Ahead of the dual exhibition ‘Antiquity’ with Jack Paterson and Ilaria Yakimov, we thought we’d chat with each artist exploring their practise and what brought them to putting on the exhibition.

Below is our chat with Jack, featuring wisdom from Rembrandt and his inspirations as an artist.

Hi Jack, thanks for taking the time to chat with CHYA, how are you and what are you up to at the moment?

I’m doing fine, I’m currently studying a Bachelor of Visual Art with a minor in philosophy at Deakin University in Geelong, as well as painting and drawing regularly.

Congrats on the exhibition coming up at CHYA, can you fill us in on how that came to fruition?

Thanks! It’s great to be involved. My partner Ilaria mentioned the call for artists in 2016 so I managed to get an interview but was unsuccessful that time. I decided to try again for the 2018 exhibition space, my skill and technique had developed a lot since then so I succeeded.

And what should our attendees expect with this collection of works?

Traditional paintings and drawings that are made with technical skill, patience and love. It will be both aesthetically pleasing and thought provoking.

How long have you been putting these pieces together?

Since early 2017 right through to the start of the exhibition.

Going back to the beginning, do you remember your first experience with art and what it was you created?

I don’t remember my first experience, however I have always been drawing since a young age.

What’s been your artistic journey to get you to where you are now?

I was initially inspired by my parents work, but eventually discovered the Old Masters like Velasquez, Ingres, Degas, French/Russian 19th century painting and the Baroque. It would be hard to pinpoint any movement or artist, nonetheless my passion for art started at home. I also completed my diploma at RMIT which has taught me a lot about printmaking, drawing, and other methods of working. However, I think I still have a long way to go in terms of my development as an artist, and would like to develop my skills as much as possible.

You’ve developed quite a distinctive style with your pieces and still life works, was this style apparent early on in your works?

My early work consisted of portrait drawings from life, however I have begun painting and drawing a much wider variety of subjects including still life and landscapes. My drawings have been heavily influenced by Greek and Roman sculpture, the Renaissance period and my paintings have been influenced by the French impressionists, realism, and Baroque art. After painting and drawing many copies of various masters, I have developed a sense of aesthetic taste. I have a fondness for painting landscapes since I first admired Arthur Streeton’s work, however, one day I would like to be a professional portrait painter.
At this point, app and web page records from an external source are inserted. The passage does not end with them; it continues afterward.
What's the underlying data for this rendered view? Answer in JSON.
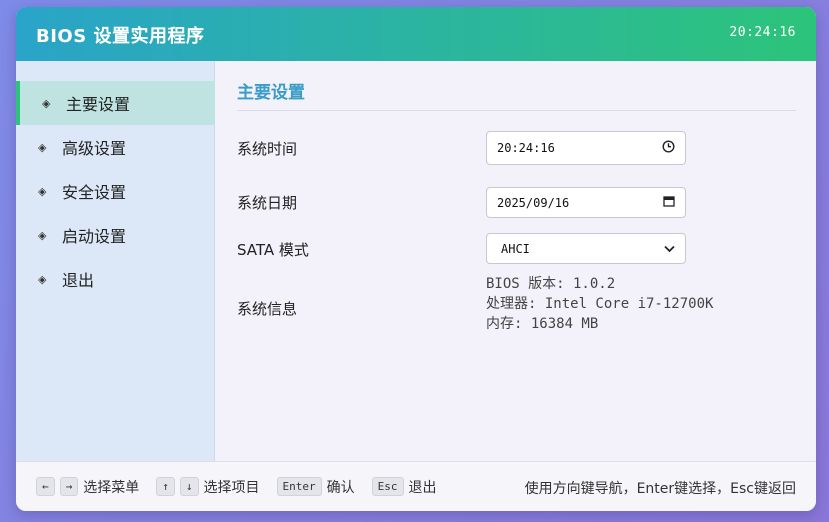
{
  "window": {
    "title": "BIOS 设置实用程序",
    "clock": "20:24:16"
  },
  "sidebar": {
    "items": [
      {
        "label": "主要设置",
        "active": true
      },
      {
        "label": "高级设置",
        "active": false
      },
      {
        "label": "安全设置",
        "active": false
      },
      {
        "label": "启动设置",
        "active": false
      },
      {
        "label": "退出",
        "active": false
      }
    ],
    "bullet": "◈"
  },
  "main": {
    "section_title": "主要设置",
    "rows": {
      "time_label": "系统时间",
      "time_value": "20:24:16",
      "date_label": "系统日期",
      "date_value": "2025/09/16",
      "sata_label": "SATA 模式",
      "sata_value": "AHCI",
      "info_label": "系统信息",
      "info_lines": [
        "BIOS 版本: 1.0.2",
        "处理器: Intel Core i7-12700K",
        "内存: 16384 MB"
      ]
    }
  },
  "footer": {
    "hints": [
      {
        "keys": [
          "←",
          "→"
        ],
        "label": "选择菜单"
      },
      {
        "keys": [
          "↑",
          "↓"
        ],
        "label": "选择项目"
      },
      {
        "keys": [
          "Enter"
        ],
        "label": "确认"
      },
      {
        "keys": [
          "Esc"
        ],
        "label": "退出"
      }
    ],
    "right_text": "使用方向键导航，Enter键选择，Esc键返回"
  },
  "colors": {
    "accent": "#3a9cc7",
    "header_start": "#2aa4c9",
    "header_end": "#2cc47a",
    "active_bg": "#bfe3e0"
  }
}
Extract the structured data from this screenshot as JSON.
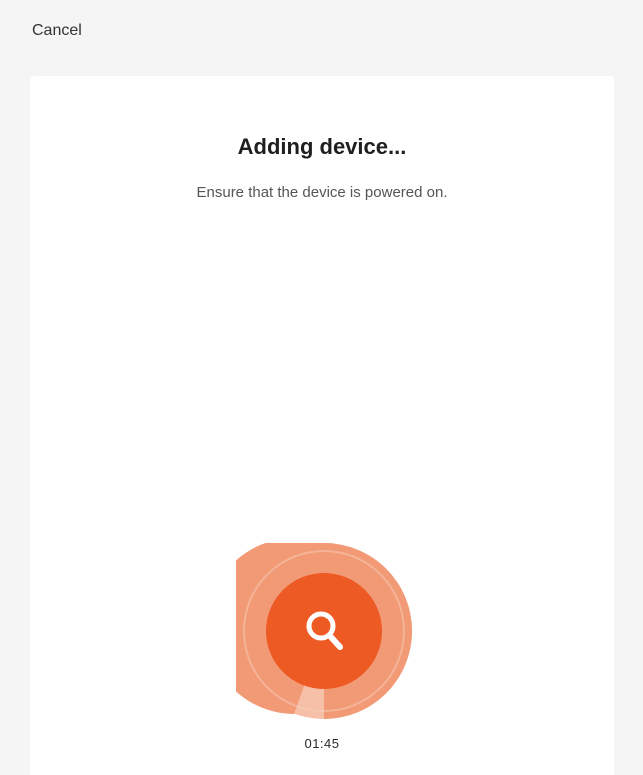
{
  "header": {
    "cancel_label": "Cancel"
  },
  "main": {
    "title": "Adding device...",
    "subtitle": "Ensure that the device is powered on.",
    "timer": "01:45",
    "icon": "search-icon"
  },
  "colors": {
    "accent": "#ee5a24",
    "ring_light": "#f7b59b",
    "ring_mid": "#f29a76",
    "background": "#f5f5f5",
    "card": "#ffffff"
  }
}
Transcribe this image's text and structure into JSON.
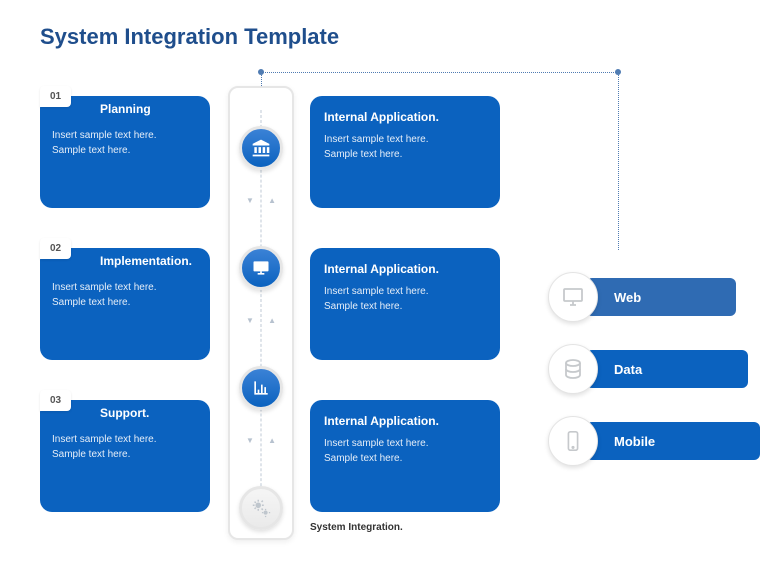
{
  "title": "System Integration Template",
  "caption": "System Integration.",
  "colors": {
    "brand": "#0b62bf",
    "titleText": "#1f4e8c",
    "web": "#2f6bb3"
  },
  "steps": [
    {
      "num": "01",
      "title": "Planning",
      "body1": "Insert sample text here.",
      "body2": "Sample text here."
    },
    {
      "num": "02",
      "title": "Implementation.",
      "body1": "Insert sample text here.",
      "body2": "Sample text here."
    },
    {
      "num": "03",
      "title": "Support.",
      "body1": "Insert sample text here.",
      "body2": "Sample text here."
    }
  ],
  "timeline": {
    "nodes": [
      {
        "icon": "bank-icon"
      },
      {
        "icon": "board-icon"
      },
      {
        "icon": "chart-icon"
      },
      {
        "icon": "gears-icon"
      }
    ]
  },
  "apps": [
    {
      "title": "Internal Application.",
      "body1": "Insert sample text here.",
      "body2": "Sample text here."
    },
    {
      "title": "Internal Application.",
      "body1": "Insert sample text here.",
      "body2": "Sample text here."
    },
    {
      "title": "Internal Application.",
      "body1": "Insert sample text here.",
      "body2": "Sample text here."
    }
  ],
  "channels": [
    {
      "label": "Web",
      "icon": "monitor-icon"
    },
    {
      "label": "Data",
      "icon": "database-icon"
    },
    {
      "label": "Mobile",
      "icon": "mobile-icon"
    }
  ]
}
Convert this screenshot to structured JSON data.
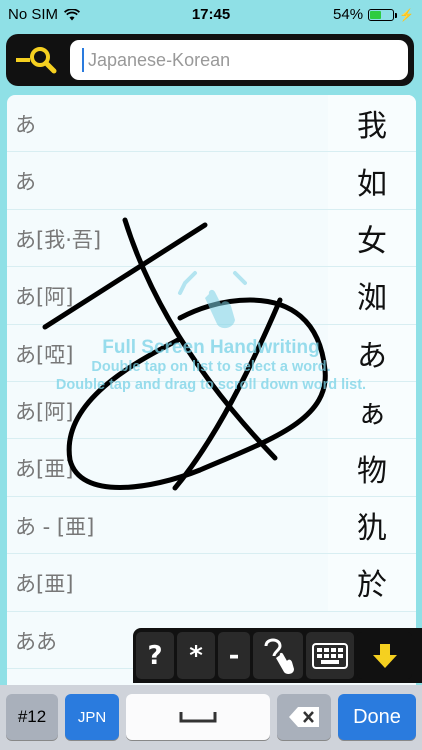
{
  "status": {
    "carrier": "No SIM",
    "time": "17:45",
    "battery": "54%",
    "battery_level": 0.54
  },
  "search": {
    "placeholder": "Japanese-Korean"
  },
  "list": [
    {
      "word": "あ",
      "kanji": "我"
    },
    {
      "word": "あ",
      "kanji": "如"
    },
    {
      "word": "あ[我·吾]",
      "kanji": "女"
    },
    {
      "word": "あ[阿]",
      "kanji": "洳"
    },
    {
      "word": "あ[啞]",
      "kanji": "あ"
    },
    {
      "word": "あ[阿]",
      "kanji": "ぁ"
    },
    {
      "word": "あ[亜]",
      "kanji": "物"
    },
    {
      "word": "あ - [亜]",
      "kanji": "犰"
    },
    {
      "word": "あ[亜]",
      "kanji": "於"
    },
    {
      "word": "ああ",
      "kanji": ""
    }
  ],
  "overlay": {
    "title": "Full Screen Handwriting",
    "line1": "Double tap on list to select a word.",
    "line2": "Double tap and drag to scroll down word list."
  },
  "toolbar": {
    "help": "?",
    "wildcard_star": "*",
    "wildcard_dash": "-"
  },
  "keyboard": {
    "numbers": "#12",
    "lang": "JPN",
    "done": "Done"
  },
  "colors": {
    "background": "#8fe0e6",
    "accent_yellow": "#f5d020",
    "done_blue": "#2a7bde"
  }
}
What draws you to recreating/capturing real life objects?

Reality constantly presents itself in various beautiful ways, we just have to stop and look to take notice of it. I take pleasure in being an observer in life and am inspired to share it with people. As I am not a very communicative person, I like to share this passion through painting and drawing – I think it is the virtuous, natural expression of human creativity.

What’s been the best piece of advice you’ve been given as an artist?

“Choose only one master – Nature” – Rembrandt

The best advice is in the books of the Old Masters, if not advice from them, then who else?

What are you hoping for attendees to get out of your exhibition?

I want the viewers to enjoy the work as much as I have enjoyed making them, I want it to be a refreshing experience that gives people faith in art.

You can follow Jack on Instagram, and catch the opening of the exhibition on Friday, June 8 from 6-8pm.

Images supplied by Jack.